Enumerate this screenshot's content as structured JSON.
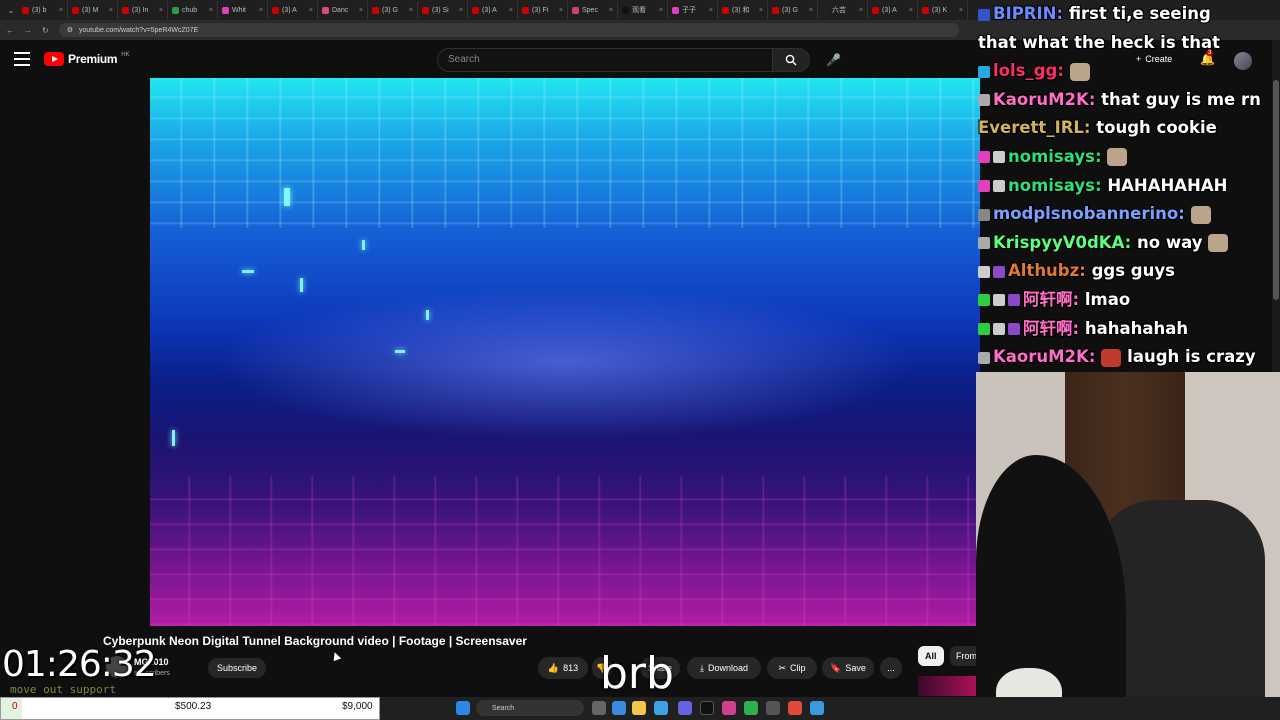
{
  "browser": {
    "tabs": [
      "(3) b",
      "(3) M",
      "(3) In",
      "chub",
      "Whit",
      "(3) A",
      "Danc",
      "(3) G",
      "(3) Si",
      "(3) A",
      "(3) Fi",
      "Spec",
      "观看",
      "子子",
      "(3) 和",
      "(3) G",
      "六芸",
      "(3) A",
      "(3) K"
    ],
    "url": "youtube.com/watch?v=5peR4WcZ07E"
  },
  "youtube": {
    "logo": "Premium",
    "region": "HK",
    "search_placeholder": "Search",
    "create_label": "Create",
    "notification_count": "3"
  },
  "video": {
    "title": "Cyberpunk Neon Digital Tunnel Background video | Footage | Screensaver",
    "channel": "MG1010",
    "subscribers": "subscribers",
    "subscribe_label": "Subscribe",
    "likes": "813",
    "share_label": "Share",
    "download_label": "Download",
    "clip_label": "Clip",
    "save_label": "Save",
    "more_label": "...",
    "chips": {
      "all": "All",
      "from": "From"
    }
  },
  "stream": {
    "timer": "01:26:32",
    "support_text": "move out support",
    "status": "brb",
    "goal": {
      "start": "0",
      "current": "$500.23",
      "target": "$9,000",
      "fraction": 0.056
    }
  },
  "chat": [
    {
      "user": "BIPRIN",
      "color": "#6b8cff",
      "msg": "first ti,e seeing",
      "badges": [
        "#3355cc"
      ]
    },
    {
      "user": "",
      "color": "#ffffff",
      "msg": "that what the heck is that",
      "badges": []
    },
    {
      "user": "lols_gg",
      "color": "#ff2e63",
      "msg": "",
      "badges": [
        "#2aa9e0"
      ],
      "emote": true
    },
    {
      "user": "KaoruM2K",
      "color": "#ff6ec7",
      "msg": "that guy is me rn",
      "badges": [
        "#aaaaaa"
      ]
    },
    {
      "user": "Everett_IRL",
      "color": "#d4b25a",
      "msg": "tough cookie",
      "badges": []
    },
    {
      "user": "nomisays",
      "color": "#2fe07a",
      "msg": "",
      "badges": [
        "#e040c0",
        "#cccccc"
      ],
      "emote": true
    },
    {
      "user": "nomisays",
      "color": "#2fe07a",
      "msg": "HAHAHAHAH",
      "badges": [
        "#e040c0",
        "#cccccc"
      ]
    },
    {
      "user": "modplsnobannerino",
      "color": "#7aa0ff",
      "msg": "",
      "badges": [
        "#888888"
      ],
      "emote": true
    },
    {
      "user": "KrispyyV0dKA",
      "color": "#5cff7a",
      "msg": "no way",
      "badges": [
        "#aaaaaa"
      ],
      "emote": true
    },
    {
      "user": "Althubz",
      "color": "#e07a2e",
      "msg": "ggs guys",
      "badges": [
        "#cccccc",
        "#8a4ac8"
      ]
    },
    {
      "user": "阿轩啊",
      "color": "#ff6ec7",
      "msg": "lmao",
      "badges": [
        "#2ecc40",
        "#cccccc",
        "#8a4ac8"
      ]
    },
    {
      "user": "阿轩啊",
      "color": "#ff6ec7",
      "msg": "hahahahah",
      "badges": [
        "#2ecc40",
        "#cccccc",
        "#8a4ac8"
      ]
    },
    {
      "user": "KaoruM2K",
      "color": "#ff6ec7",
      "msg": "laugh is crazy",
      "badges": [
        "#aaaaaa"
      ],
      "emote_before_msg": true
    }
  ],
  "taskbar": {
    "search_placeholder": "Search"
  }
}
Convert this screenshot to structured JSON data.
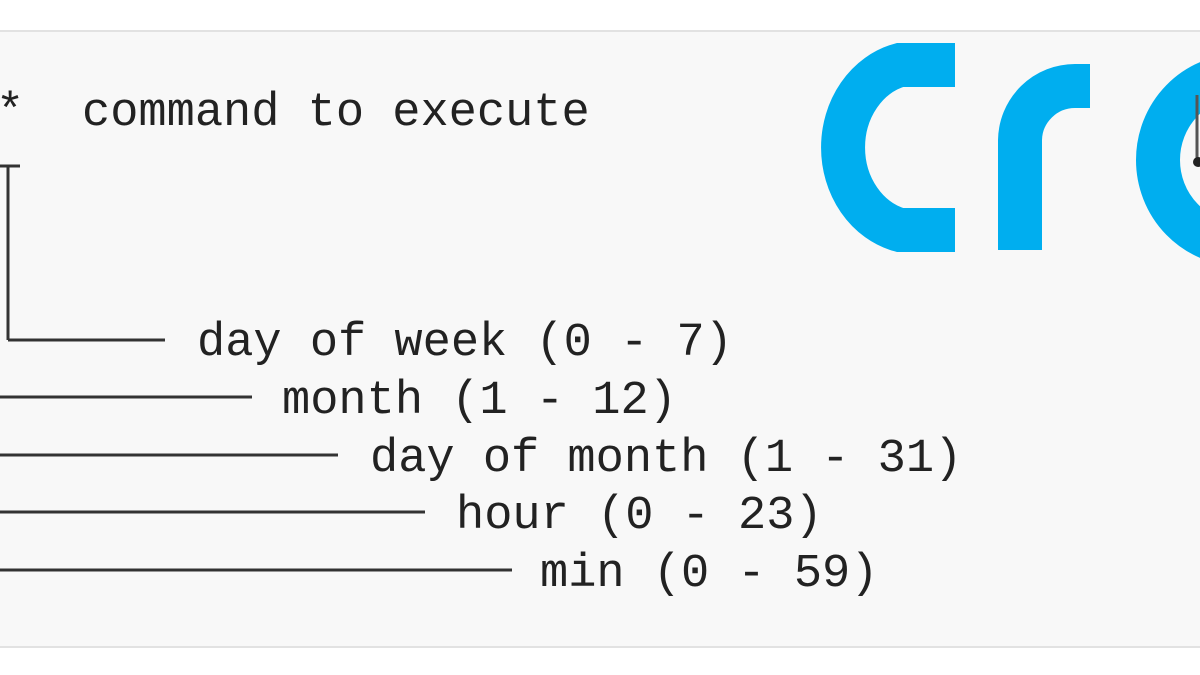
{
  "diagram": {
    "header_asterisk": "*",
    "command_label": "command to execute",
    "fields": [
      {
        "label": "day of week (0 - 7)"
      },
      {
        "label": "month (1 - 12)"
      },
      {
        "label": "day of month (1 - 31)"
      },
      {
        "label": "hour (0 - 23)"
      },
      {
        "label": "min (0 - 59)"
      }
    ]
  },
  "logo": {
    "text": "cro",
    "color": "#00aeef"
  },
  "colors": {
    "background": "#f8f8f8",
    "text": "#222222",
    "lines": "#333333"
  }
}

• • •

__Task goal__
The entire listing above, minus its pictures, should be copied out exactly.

__Task response__
Enumerate this screenshot's content as structured JSON.
{
  "browser": {
    "tabs": [
      "(3) b",
      "(3) M",
      "(3) In",
      "chub",
      "Whit",
      "(3) A",
      "Danc",
      "(3) G",
      "(3) Si",
      "(3) A",
      "(3) Fi",
      "Spec",
      "观看",
      "子子",
      "(3) 和",
      "(3) G",
      "六芸",
      "(3) A",
      "(3) K"
    ],
    "url": "youtube.com/watch?v=5peR4WcZ07E"
  },
  "youtube": {
    "logo": "Premium",
    "region": "HK",
    "search_placeholder": "Search",
    "create_label": "Create",
    "notification_count": "3"
  },
  "video": {
    "title": "Cyberpunk Neon Digital Tunnel Background video | Footage | Screensaver",
    "channel": "MG1010",
    "subscribers": "subscribers",
    "subscribe_label": "Subscribe",
    "likes": "813",
    "share_label": "Share",
    "download_label": "Download",
    "clip_label": "Clip",
    "save_label": "Save",
    "more_label": "...",
    "chips": {
      "all": "All",
      "from": "From"
    }
  },
  "stream": {
    "timer": "01:26:32",
    "support_text": "move out support",
    "status": "brb",
    "goal": {
      "start": "0",
      "current": "$500.23",
      "target": "$9,000",
      "fraction": 0.056
    }
  },
  "chat": [
    {
      "user": "BIPRIN",
      "color": "#6b8cff",
      "msg": "first ti,e seeing",
      "badges": [
        "#3355cc"
      ]
    },
    {
      "user": "",
      "color": "#ffffff",
      "msg": "that what the heck is that",
      "badges": []
    },
    {
      "user": "lols_gg",
      "color": "#ff2e63",
      "msg": "",
      "badges": [
        "#2aa9e0"
      ],
      "emote": true
    },
    {
      "user": "KaoruM2K",
      "color": "#ff6ec7",
      "msg": "that guy is me rn",
      "badges": [
        "#aaaaaa"
      ]
    },
    {
      "user": "Everett_IRL",
      "color": "#d4b25a",
      "msg": "tough cookie",
      "badges": []
    },
    {
      "user": "nomisays",
      "color": "#2fe07a",
      "msg": "",
      "badges": [
        "#e040c0",
        "#cccccc"
      ],
      "emote": true
    },
    {
      "user": "nomisays",
      "color": "#2fe07a",
      "msg": "HAHAHAHAH",
      "badges": [
        "#e040c0",
        "#cccccc"
      ]
    },
    {
      "user": "modplsnobannerino",
      "color": "#7aa0ff",
      "msg": "",
      "badges": [
        "#888888"
      ],
      "emote": true
    },
    {
      "user": "KrispyyV0dKA",
      "color": "#5cff7a",
      "msg": "no way",
      "badges": [
        "#aaaaaa"
      ],
      "emote": true
    },
    {
      "user": "Althubz",
      "color": "#e07a2e",
      "msg": "ggs guys",
      "badges": [
        "#cccccc",
        "#8a4ac8"
      ]
    },
    {
      "user": "阿轩啊",
      "color": "#ff6ec7",
      "msg": "lmao",
      "badges": [
        "#2ecc40",
        "#cccccc",
        "#8a4ac8"
      ]
    },
    {
      "user": "阿轩啊",
      "color": "#ff6ec7",
      "msg": "hahahahah",
      "badges": [
        "#2ecc40",
        "#cccccc",
        "#8a4ac8"
      ]
    },
    {
      "user": "KaoruM2K",
      "color": "#ff6ec7",
      "msg": "laugh is crazy",
      "badges": [
        "#aaaaaa"
      ],
      "emote_before_msg": true
    }
  ],
  "taskbar": {
    "search_placeholder": "Search"
  }
}
Convert this screenshot to structured JSON data.
{
  "diagram": {
    "header_asterisk": "*",
    "command_label": "command to execute",
    "fields": [
      {
        "label": "day of week (0 - 7)"
      },
      {
        "label": "month (1 - 12)"
      },
      {
        "label": "day of month (1 - 31)"
      },
      {
        "label": "hour (0 - 23)"
      },
      {
        "label": "min (0 - 59)"
      }
    ]
  },
  "logo": {
    "text": "cro",
    "color": "#00aeef"
  },
  "colors": {
    "background": "#f8f8f8",
    "text": "#222222",
    "lines": "#333333"
  }
}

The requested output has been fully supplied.